This new season hasn’t been characterized by some ambiguous idea of love or eventual idea of worthiness, but for love and belonging and worthiness to come into my life right now. If you’ve asked me at all about what I’ve been reading, I’ve most likely told you that Brene Brown has been wrecking my life. Her books all center around the idea of living wholeheartedly, or engaging life from a place of worthiness. The things that get in the way of living wholeheartedly are shame, fear, and invulnerability–three things that I am generally great at.
I’m still learning, and I still find myself caught up in self-pity or loneliness, still defaulting to feelings of shame or unworthiness, and still struggling to be vulnerable. I’d be lying if I said that returning to Nashville from the YouthWorks summer wasn’t difficult. YouthWorks is hard and it is busy and it is unexplainably exhausting, but in YouthWorks I belong, I have a support system, and I have friends. In Nashville I have a bed and a job. Nashville is lonely, and despite some efforts on my part, I don’t have many people I can call friends here.
So pardon the incoherency or rambling, and I’m very sorry if I sound like a self-help book, but it is time to break an oppressive silence that I’m learning to speak, and I hope you’re continually learning to hear.
Worthiness is your birthright.

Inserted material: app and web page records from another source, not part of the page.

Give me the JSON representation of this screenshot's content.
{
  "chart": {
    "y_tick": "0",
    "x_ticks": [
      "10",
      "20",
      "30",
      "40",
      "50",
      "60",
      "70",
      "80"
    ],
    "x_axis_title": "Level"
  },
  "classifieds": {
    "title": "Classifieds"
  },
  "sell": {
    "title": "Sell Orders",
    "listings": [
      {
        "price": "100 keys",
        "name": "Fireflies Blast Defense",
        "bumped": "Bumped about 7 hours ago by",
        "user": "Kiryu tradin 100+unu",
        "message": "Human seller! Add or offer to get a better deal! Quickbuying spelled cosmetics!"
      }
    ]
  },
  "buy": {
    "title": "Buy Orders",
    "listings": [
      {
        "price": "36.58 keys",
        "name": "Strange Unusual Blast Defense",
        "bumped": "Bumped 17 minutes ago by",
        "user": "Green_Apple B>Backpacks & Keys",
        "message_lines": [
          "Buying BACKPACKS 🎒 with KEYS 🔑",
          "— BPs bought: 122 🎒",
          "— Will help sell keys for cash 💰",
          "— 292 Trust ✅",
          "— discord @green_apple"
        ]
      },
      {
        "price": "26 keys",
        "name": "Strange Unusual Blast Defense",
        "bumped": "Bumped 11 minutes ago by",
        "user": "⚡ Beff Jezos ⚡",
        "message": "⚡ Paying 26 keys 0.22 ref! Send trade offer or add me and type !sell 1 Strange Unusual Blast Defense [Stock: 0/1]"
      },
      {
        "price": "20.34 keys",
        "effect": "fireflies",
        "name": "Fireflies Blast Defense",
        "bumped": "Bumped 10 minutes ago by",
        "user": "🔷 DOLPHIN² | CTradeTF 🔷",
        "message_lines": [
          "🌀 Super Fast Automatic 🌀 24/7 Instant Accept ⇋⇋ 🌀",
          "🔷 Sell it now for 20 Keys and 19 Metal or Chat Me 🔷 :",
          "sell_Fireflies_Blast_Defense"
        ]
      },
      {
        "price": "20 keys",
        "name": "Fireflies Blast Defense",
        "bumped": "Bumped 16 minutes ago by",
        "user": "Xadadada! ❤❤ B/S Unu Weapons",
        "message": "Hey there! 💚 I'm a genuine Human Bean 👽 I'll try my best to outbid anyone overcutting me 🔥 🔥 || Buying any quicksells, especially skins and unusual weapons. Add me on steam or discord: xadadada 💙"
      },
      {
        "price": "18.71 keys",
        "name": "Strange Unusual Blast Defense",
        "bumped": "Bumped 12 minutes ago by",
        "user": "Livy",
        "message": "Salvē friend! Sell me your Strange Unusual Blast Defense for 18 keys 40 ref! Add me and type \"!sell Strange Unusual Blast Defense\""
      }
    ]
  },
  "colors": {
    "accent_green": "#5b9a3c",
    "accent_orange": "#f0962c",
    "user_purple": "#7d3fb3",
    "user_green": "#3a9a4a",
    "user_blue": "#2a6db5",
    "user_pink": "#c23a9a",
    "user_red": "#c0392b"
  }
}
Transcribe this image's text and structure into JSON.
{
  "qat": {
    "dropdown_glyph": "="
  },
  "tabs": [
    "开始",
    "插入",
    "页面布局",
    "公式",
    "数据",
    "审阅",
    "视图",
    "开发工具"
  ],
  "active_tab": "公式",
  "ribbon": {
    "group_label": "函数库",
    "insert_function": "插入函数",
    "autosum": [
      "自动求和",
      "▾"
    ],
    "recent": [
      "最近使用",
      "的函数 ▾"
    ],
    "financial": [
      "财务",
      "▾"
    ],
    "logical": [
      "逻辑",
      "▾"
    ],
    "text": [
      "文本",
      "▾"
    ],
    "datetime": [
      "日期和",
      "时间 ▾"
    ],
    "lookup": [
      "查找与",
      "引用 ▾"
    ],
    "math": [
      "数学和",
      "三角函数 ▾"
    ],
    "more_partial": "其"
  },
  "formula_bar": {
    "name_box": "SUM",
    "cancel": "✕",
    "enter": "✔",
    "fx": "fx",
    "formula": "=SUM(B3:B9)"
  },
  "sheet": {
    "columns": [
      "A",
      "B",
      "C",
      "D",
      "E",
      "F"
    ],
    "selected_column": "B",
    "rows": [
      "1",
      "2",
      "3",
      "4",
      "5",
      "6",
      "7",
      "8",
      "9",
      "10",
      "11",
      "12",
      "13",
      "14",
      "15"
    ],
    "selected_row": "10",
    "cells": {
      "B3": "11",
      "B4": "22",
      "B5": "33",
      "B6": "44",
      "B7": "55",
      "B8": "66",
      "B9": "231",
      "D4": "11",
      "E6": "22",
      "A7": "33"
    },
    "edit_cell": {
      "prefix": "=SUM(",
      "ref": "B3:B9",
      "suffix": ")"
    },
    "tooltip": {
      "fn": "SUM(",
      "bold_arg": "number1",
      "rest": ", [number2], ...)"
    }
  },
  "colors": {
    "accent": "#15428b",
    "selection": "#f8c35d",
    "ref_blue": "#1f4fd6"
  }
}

You deserve to be known.
It’s okay to let go of who you think you are supposed to be and just be who you are.
You are enough.